**DATASET CONTENT**

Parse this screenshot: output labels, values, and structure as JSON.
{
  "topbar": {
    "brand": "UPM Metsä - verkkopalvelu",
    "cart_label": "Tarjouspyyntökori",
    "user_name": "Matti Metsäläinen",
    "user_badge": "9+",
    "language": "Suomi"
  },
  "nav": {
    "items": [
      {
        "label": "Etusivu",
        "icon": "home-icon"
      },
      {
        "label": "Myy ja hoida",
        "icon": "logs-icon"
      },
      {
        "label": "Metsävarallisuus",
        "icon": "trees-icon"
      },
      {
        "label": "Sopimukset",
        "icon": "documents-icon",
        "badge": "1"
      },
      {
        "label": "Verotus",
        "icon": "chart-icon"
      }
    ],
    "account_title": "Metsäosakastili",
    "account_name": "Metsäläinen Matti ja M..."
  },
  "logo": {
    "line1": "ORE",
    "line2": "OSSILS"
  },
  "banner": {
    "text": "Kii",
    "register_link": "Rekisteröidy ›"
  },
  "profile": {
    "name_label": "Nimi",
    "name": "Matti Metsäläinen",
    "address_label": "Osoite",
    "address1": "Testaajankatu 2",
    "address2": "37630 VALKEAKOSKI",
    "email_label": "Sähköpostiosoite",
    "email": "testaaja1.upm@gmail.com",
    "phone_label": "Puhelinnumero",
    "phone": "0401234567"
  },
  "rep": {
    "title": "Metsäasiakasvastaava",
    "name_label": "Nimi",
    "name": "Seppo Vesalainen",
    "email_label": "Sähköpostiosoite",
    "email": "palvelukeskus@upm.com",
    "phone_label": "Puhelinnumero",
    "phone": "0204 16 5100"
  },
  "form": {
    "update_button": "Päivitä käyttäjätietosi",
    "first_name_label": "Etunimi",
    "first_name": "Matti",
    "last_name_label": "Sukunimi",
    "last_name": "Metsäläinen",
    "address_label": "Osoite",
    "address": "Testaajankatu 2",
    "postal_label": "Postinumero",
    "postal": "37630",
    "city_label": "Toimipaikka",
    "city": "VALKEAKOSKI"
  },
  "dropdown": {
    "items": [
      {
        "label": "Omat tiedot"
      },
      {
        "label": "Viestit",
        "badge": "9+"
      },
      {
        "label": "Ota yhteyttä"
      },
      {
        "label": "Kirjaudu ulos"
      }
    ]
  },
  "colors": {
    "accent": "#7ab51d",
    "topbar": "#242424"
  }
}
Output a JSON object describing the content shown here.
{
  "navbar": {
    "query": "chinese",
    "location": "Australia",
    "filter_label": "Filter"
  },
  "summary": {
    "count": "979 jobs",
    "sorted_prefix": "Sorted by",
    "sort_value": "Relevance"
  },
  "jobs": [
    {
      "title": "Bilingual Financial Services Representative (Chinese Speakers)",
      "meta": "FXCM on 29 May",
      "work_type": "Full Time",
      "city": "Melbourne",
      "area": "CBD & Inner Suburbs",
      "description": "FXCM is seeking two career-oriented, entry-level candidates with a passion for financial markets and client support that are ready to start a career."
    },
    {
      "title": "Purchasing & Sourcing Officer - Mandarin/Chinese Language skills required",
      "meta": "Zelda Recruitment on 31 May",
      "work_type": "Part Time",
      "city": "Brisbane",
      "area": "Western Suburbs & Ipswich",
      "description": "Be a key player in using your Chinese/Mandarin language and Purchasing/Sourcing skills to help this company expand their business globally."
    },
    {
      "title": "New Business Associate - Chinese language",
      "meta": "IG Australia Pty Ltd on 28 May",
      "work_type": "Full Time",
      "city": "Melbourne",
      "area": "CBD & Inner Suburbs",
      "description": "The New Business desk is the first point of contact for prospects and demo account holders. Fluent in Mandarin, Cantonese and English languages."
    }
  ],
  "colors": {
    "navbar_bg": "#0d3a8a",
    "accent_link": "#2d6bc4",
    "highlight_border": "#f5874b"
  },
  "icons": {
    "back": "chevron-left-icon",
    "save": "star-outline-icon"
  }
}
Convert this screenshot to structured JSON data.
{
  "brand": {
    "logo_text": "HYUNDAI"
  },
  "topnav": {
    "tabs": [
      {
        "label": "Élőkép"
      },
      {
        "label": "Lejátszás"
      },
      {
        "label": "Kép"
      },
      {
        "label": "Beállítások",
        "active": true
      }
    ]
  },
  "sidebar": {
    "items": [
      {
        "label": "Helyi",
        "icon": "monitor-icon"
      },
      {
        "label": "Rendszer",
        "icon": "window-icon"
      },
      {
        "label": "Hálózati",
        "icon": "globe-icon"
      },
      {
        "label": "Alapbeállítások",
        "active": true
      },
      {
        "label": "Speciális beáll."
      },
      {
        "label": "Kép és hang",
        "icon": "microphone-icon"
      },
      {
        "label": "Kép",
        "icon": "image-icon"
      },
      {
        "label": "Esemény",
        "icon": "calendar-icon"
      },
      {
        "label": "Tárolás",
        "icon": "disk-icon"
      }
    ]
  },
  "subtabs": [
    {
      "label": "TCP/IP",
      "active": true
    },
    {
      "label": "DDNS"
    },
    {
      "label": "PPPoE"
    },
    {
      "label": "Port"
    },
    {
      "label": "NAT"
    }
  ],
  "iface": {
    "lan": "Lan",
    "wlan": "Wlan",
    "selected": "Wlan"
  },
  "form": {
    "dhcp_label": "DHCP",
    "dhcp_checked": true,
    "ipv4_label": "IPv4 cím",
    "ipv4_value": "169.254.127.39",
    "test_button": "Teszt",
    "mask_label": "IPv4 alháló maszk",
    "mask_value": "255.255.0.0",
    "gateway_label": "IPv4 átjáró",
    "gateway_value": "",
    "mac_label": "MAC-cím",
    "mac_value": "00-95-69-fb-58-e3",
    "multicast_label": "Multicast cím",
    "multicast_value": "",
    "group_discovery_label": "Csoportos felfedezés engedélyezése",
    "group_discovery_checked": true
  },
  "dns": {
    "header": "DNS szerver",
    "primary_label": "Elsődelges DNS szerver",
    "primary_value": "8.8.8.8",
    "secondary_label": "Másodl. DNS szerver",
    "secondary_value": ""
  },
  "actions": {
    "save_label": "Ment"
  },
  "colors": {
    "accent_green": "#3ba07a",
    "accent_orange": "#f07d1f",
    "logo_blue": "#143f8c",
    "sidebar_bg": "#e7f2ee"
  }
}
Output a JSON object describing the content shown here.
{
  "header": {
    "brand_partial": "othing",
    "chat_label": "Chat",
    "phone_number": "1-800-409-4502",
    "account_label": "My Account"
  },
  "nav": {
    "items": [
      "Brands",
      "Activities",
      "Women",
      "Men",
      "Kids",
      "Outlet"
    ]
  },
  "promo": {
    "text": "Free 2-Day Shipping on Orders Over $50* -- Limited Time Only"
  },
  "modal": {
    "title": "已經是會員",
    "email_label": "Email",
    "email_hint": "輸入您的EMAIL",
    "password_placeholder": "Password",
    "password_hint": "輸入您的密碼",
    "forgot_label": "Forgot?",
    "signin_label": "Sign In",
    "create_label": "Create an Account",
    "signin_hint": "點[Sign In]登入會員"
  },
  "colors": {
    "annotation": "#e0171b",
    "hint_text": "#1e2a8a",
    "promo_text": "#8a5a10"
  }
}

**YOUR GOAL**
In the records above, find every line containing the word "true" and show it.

**THE ANSWER**
        "active": true
        "active": true
      "active": true
    "dhcp_checked": true,
    "group_discovery_checked": true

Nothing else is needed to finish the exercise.